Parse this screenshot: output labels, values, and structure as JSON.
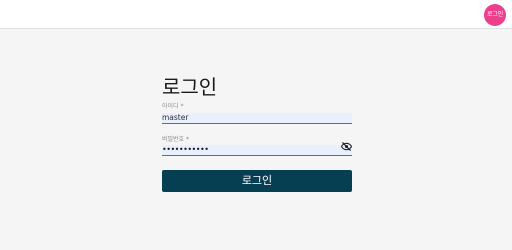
{
  "header": {
    "avatar_text": "로그인"
  },
  "login": {
    "title": "로그인",
    "id_field": {
      "label": "아이디 *",
      "value": "master"
    },
    "password_field": {
      "label": "비밀번호 *",
      "masked_value": "•••••••••••",
      "toggle_icon": "eye-off-icon"
    },
    "submit_label": "로그인"
  },
  "colors": {
    "avatar_bg": "#ec3f8c",
    "button_bg": "#073f52",
    "field_bg": "#e8f0fe",
    "page_bg": "#f5f5f5"
  }
}
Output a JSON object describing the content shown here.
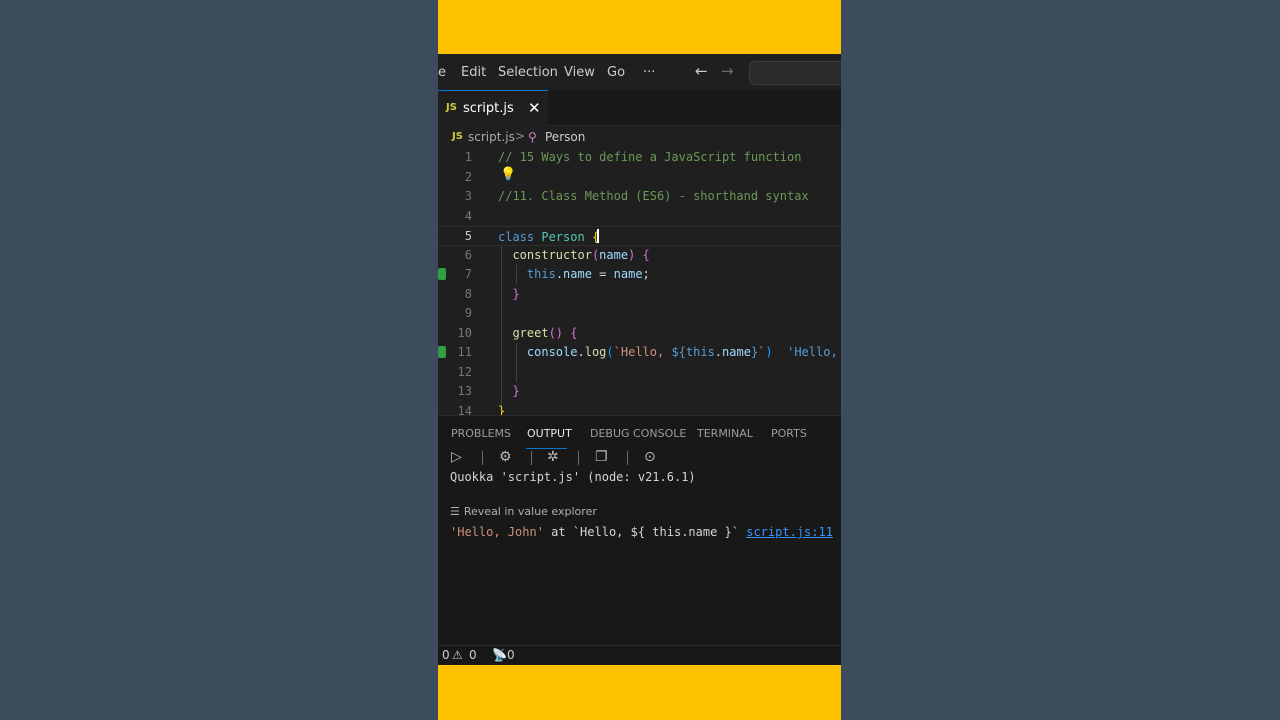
{
  "menubar": {
    "items": [
      "e",
      "Edit",
      "Selection",
      "View",
      "Go",
      "···"
    ],
    "back_icon": "arrow-left-icon",
    "forward_icon": "arrow-right-icon"
  },
  "tab": {
    "badge": "JS",
    "label": "script.js",
    "close": "✕"
  },
  "breadcrumb": {
    "badge": "JS",
    "file": "script.js",
    "separator": ">",
    "symbol": "Person"
  },
  "editor": {
    "line_numbers": [
      "1",
      "2",
      "3",
      "4",
      "5",
      "6",
      "7",
      "8",
      "9",
      "10",
      "11",
      "12",
      "13",
      "14"
    ],
    "active_line": "5"
  },
  "panel": {
    "tabs": [
      "PROBLEMS",
      "OUTPUT",
      "DEBUG CONSOLE",
      "TERMINAL",
      "PORTS"
    ],
    "active_tab": "OUTPUT",
    "quokka_line": "Quokka 'script.js' (node: v21.6.1)",
    "reveal_label": "Reveal in value explorer",
    "result_value": "'Hello, John'",
    "result_at": " at ",
    "result_expr": "`Hello, ${ this.name }`",
    "result_link": "script.js:11"
  },
  "statusbar": {
    "errors": "0",
    "warnings": "0",
    "ports": "0"
  },
  "colors": {
    "accent_yellow": "#fec100",
    "background": "#3c4c5d",
    "editor_bg": "#1f1f1f"
  }
}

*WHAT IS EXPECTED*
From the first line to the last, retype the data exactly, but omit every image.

*PROBLEM SOLUTION*
Parse this screenshot: output labels, values, and structure as JSON.
{
  "header": {
    "avatar_text": "로그인"
  },
  "login": {
    "title": "로그인",
    "id_field": {
      "label": "아이디 *",
      "value": "master"
    },
    "password_field": {
      "label": "비밀번호 *",
      "masked_value": "•••••••••••",
      "toggle_icon": "eye-off-icon"
    },
    "submit_label": "로그인"
  },
  "colors": {
    "avatar_bg": "#ec3f8c",
    "button_bg": "#073f52",
    "field_bg": "#e8f0fe",
    "page_bg": "#f5f5f5"
  }
}
Output a JSON object describing the content shown here.
{
  "menubar": {
    "items": [
      "e",
      "Edit",
      "Selection",
      "View",
      "Go",
      "···"
    ],
    "back_icon": "arrow-left-icon",
    "forward_icon": "arrow-right-icon"
  },
  "tab": {
    "badge": "JS",
    "label": "script.js",
    "close": "✕"
  },
  "breadcrumb": {
    "badge": "JS",
    "file": "script.js",
    "separator": ">",
    "symbol": "Person"
  },
  "editor": {
    "line_numbers": [
      "1",
      "2",
      "3",
      "4",
      "5",
      "6",
      "7",
      "8",
      "9",
      "10",
      "11",
      "12",
      "13",
      "14"
    ],
    "active_line": "5"
  },
  "panel": {
    "tabs": [
      "PROBLEMS",
      "OUTPUT",
      "DEBUG CONSOLE",
      "TERMINAL",
      "PORTS"
    ],
    "active_tab": "OUTPUT",
    "quokka_line": "Quokka 'script.js' (node: v21.6.1)",
    "reveal_label": "Reveal in value explorer",
    "result_value": "'Hello, John'",
    "result_at": " at ",
    "result_expr": "`Hello, ${ this.name }`",
    "result_link": "script.js:11"
  },
  "statusbar": {
    "errors": "0",
    "warnings": "0",
    "ports": "0"
  },
  "colors": {
    "accent_yellow": "#fec100",
    "background": "#3c4c5d",
    "editor_bg": "#1f1f1f"
  }
}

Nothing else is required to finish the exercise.